Sixth, the depth of the depression that caused chronic unemployment (20-30%) accounted for cultural shocks as described in the literature of that era. Today the US and EU have around 10% unemployment (much higher with hidden unemployment and underemployment), but not nearly as ominous as the 1930s levels. Moreover, governments today offer some relief through social programs, they are investing in some labour-stimulus programs, and it appears that by the end of 2011 job-growth may stimulate the next economic upturn. However, that may not last long. After the 2012 general election, there may be another economic downturn.

America’s leadership under Obama a year after he took office has a mixed record at best. Obama is the product of a well-polished Democratic machine coming to power and confronting the problems of the worst President in America’s modern history. Hoover and FDR lived before the TV and internet era, when ideology and the politician’s credibility on the effectiveness of their policies was a dominant feature. 

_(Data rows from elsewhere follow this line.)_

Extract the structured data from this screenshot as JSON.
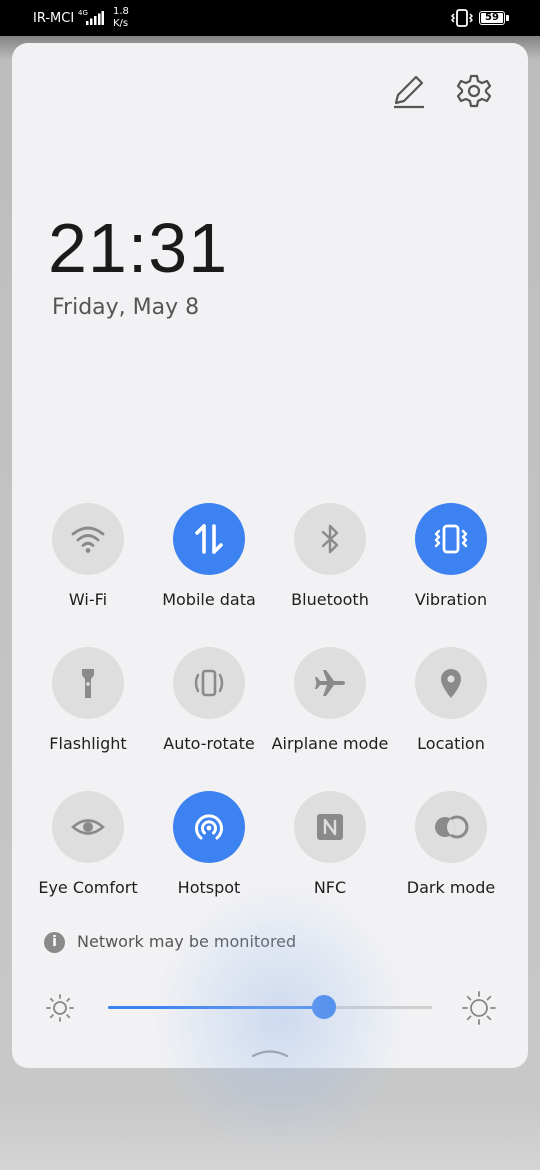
{
  "status_bar": {
    "carrier": "IR-MCI",
    "network_type": "4G",
    "speed_value": "1.8",
    "speed_unit": "K/s",
    "battery": "59"
  },
  "header": {
    "edit_icon": "pencil-icon",
    "settings_icon": "gear-icon"
  },
  "clock": {
    "time": "21:31",
    "date": "Friday, May 8"
  },
  "tiles": [
    {
      "label": "Wi-Fi",
      "icon": "wifi-icon",
      "active": false
    },
    {
      "label": "Mobile data",
      "icon": "mobile-data-icon",
      "active": true
    },
    {
      "label": "Bluetooth",
      "icon": "bluetooth-icon",
      "active": false
    },
    {
      "label": "Vibration",
      "icon": "vibration-icon",
      "active": true
    },
    {
      "label": "Flashlight",
      "icon": "flashlight-icon",
      "active": false
    },
    {
      "label": "Auto-rotate",
      "icon": "auto-rotate-icon",
      "active": false
    },
    {
      "label": "Airplane mode",
      "icon": "airplane-icon",
      "active": false
    },
    {
      "label": "Location",
      "icon": "location-pin-icon",
      "active": false
    },
    {
      "label": "Eye Comfort",
      "icon": "eye-icon",
      "active": false
    },
    {
      "label": "Hotspot",
      "icon": "hotspot-icon",
      "active": true
    },
    {
      "label": "NFC",
      "icon": "nfc-icon",
      "active": false
    },
    {
      "label": "Dark mode",
      "icon": "dark-mode-icon",
      "active": false
    }
  ],
  "notice": {
    "text": "Network may be monitored",
    "icon": "info-icon"
  },
  "brightness": {
    "level": 0.667,
    "low_icon": "brightness-low-icon",
    "high_icon": "brightness-high-icon"
  },
  "colors": {
    "accent": "#3c82f0",
    "tile_off": "#dedede",
    "icon_off": "#8a8a8a"
  }
}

By contrast, Obama grew up in an era of marketing and packaging of politicians by PR firms, an era in which strong domestic and foreign lobbies shape political agendas and finance campaigns to determine who wins, an era when ‘spin doctors’ are far more effective than Las Vegas illusionists in shaping public opinion. Obama is a reflection of a superficial hedonistic self-indulgent culture that believes if hero-politicians look, sound, and behave as people want to perceive them, then all is well and success is ours if we merely call it so. 

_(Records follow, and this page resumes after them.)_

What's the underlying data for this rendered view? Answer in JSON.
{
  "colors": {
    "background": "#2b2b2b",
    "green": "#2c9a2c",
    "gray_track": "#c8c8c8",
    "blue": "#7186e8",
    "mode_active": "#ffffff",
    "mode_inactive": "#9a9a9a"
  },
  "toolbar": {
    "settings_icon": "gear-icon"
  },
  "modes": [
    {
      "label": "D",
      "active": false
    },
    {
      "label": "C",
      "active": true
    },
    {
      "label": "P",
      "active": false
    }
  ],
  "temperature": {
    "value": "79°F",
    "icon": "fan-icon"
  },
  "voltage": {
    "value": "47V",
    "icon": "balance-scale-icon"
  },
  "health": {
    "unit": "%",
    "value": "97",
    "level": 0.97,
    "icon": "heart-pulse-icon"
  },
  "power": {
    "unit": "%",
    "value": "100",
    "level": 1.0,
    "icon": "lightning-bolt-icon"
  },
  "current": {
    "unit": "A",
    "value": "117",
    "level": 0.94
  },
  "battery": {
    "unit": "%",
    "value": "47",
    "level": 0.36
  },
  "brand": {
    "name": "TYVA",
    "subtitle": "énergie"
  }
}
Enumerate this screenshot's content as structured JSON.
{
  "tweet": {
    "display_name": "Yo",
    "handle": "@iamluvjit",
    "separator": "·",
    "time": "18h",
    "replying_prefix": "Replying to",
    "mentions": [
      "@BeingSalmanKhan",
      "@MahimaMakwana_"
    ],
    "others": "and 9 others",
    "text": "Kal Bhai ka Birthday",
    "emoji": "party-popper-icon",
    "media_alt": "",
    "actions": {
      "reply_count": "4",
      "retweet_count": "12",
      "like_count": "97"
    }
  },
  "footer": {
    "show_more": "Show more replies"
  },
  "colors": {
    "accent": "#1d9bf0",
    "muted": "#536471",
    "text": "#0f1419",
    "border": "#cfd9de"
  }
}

Obama is pursuing policies that exacerbate deficit spending (more foreign borrowing that consequently weakens the already debilitated dollar) and not necessarily to restructure the civilian economy on a sound basis but to feed the Pentagon’s bottomless money pit and the financial elites who caused the current crisis. Where is the evidence that Obama has done anything other than to strengthen the financial elites who have no intention of changing the way they do business, including collecting massive salaries, stock options, bonuses, and other corporate perks? 

Where is the evidence that Nobel Peace Prize winner Obama has done anything substantive to end costly and destabilizing military conflicts, which were contributing causes to the current crisis? He appeared somewhat awkward receiving the Nobel Peace Prize and politely noted that others were more deserving – this speech on the day thousands more US troops headed for the land that produces 80% of the world heroin! If the grand accomplishment of this president is not in foreign affairs, and it is clearly not, and it does not rest in major economic/financial restructuring that would stabilize society, where is Obama's forte?

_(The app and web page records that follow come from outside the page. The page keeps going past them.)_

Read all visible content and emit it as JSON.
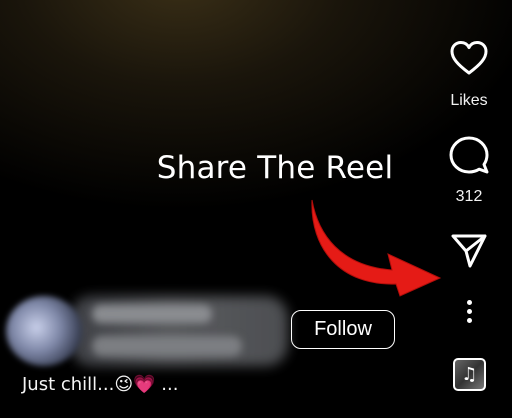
{
  "annotation": {
    "text": "Share The Reel",
    "color": "#ffffff",
    "arrow_color": "#e51b16"
  },
  "rail": {
    "like": {
      "icon": "heart-icon",
      "label": "Likes"
    },
    "comment": {
      "icon": "comment-icon",
      "count": "312"
    },
    "share": {
      "icon": "send-icon"
    },
    "more": {
      "icon": "more-vertical-icon"
    },
    "music": {
      "icon": "music-note-icon",
      "glyph": "♫"
    }
  },
  "post": {
    "follow_label": "Follow",
    "caption": "Just chill...😉💗 ..."
  }
}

After eight years of Bush in the White House, Obama spells relief for America and the world but only as a symbol and nothing more. Beneath the symbolism, it seems that he is not and most likely will not evolve into another FDR, as some analysts would love to compare him whether they are motivated by approval or disapproval of his administration and its policies. 

Nor does he measure up to Hoover who laid the foundations for FDR (Cordell Hull’s) foreign policy, managed the budget responsibly against immense pressures, and tried to conduct policy against a domestic and foreign environment that was not nearly as cooperative and welcoming to Hoover as it is to Obama. That he may win another term is probably a safe bet; but that he will accomplish even less in his second term as he becomes even more conservative in policies and he is unable to strengthen democracy by strengthening the middle class and workers is also a safe bet.

No comments: